According to the KP Health Department data, the government of KP has approved 24 billion PC-I for immunization in which provincial government committed 6.5 billion for the next 5 years. There is an approval of huge number of human resource inductions in the history of EPI. They have also implemented weekly SIAs for turning environmental positive sampling of polio virus to negative under Sehat Ka Insaf and Sehat Ka Ittehad banner etc.

In the province, the reported cases of pneumonia among children under than 5 years were 330, while children aged 5 years and above were 48. The reported deaths were zero. In 2017, Nowshera had 2574 cases of pneumonia among children less than 5 years, while there were 190 cases of pneumonia among children older than 5 years. There was only one death in Buner from pneumonia.

KP is the first province to take diseases of public health importance at assembly level and pass Public Health Act. An integrated disease surveillance model is also being implemented in KP. Only KP has the list of notifiable diseases and is establishing the first public health lab in KP.

Zehra Wadood Fatimi, an MNA from PML-N and member standing committee on health, human rights and IT, endorsed a Senate bill on "Compulsory immunization for every Child", moved by a member of the Senate Ayesha Raza Farooqui. The bill has already been passed by the standing committee, but it is awaiting a discussion in the joint session of the parliament.

Zehra suggested that schools should demand a health card, showing the immunization details of every child at the time of admission. The schools should take the ownership of any child not immunized.

Nusrat Sehar Abbasi, an MPA from PML-F, is appalled at no discussion in the assembly on this issue. "Children in areas like Nara and Kachho are not immunized, but nothing was done by the health department." She said she will give a call attention on this issue in the next assembly session.

For MQM’s MNA Kishwer Zehra, literacy is the main issue. "I ran an awareness programme "Parho aur Barho", from 2008 -2015 for 7 years, for the educated married women of the area. We gave them sessions on health and education in almost all areas of Karachi, who in turn then raised awareness on vaccination, health, hygiene and various diseases."
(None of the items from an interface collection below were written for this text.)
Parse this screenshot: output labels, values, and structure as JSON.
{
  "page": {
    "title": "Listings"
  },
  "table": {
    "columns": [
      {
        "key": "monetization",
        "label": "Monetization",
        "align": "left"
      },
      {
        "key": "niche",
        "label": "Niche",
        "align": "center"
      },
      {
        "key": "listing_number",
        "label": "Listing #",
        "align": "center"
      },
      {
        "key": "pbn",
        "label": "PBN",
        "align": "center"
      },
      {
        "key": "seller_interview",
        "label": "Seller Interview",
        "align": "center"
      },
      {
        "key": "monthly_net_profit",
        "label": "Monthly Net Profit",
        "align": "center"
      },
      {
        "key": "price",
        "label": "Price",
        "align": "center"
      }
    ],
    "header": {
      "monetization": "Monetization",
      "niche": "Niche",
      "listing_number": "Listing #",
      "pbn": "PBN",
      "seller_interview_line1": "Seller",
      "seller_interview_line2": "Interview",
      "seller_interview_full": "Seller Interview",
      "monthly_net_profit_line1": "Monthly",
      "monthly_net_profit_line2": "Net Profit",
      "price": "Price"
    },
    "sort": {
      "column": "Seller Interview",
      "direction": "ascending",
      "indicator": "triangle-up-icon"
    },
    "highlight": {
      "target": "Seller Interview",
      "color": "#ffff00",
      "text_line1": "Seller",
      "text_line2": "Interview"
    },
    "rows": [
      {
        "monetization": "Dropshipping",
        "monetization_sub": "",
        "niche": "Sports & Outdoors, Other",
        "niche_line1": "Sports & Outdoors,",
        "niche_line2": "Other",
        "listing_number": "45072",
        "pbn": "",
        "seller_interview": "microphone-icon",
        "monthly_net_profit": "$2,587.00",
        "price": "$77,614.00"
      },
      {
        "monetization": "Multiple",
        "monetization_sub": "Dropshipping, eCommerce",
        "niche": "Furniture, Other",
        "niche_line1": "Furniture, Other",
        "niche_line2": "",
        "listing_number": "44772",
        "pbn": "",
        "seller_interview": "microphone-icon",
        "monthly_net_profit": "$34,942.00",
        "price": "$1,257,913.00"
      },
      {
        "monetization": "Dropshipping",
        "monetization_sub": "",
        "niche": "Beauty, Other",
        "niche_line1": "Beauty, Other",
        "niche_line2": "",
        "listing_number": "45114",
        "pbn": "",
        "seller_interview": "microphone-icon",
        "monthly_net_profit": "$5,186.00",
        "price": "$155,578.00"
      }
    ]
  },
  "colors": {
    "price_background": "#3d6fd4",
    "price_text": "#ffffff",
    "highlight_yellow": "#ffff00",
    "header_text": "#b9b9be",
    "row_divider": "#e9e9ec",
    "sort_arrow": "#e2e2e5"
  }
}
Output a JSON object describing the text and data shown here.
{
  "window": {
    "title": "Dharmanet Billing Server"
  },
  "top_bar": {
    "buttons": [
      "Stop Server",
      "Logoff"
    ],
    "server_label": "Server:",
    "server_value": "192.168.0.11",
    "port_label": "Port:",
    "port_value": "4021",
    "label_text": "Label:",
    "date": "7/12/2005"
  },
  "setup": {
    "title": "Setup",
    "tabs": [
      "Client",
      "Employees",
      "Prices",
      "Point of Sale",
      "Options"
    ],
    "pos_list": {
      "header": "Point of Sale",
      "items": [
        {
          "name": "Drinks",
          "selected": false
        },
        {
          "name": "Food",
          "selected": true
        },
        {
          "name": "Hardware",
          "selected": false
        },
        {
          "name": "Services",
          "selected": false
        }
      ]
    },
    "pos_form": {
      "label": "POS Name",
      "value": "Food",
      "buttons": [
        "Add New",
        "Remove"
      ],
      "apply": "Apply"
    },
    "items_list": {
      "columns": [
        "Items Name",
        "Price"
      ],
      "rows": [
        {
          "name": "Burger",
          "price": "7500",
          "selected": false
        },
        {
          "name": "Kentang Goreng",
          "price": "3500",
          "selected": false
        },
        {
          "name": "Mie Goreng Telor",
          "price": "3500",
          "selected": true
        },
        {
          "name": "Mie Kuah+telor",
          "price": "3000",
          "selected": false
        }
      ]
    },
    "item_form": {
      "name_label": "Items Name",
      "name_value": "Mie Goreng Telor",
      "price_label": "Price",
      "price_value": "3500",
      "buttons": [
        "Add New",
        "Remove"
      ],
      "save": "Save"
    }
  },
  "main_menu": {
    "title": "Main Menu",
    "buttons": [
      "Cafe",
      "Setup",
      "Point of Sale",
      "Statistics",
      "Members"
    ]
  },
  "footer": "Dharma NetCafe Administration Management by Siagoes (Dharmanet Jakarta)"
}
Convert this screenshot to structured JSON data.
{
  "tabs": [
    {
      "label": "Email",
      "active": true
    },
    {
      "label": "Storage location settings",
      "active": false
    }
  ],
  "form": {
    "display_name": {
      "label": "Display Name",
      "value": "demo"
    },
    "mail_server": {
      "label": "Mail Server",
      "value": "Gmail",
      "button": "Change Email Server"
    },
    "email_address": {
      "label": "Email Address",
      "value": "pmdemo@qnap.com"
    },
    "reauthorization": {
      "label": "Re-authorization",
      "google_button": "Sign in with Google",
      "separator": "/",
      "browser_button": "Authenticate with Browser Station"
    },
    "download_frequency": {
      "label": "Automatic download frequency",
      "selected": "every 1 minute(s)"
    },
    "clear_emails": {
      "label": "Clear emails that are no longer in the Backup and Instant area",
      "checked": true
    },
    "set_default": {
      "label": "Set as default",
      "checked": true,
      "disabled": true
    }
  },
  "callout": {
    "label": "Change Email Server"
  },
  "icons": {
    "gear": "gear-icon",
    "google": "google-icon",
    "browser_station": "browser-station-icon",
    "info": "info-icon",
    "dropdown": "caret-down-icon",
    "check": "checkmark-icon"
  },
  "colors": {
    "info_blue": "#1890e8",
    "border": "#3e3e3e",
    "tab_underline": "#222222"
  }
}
The themes of this year’s World Pneumonia Day and Universal Dhildren’s Day once again remind us that investing in children is investing in the future of the country.

Plan versus practice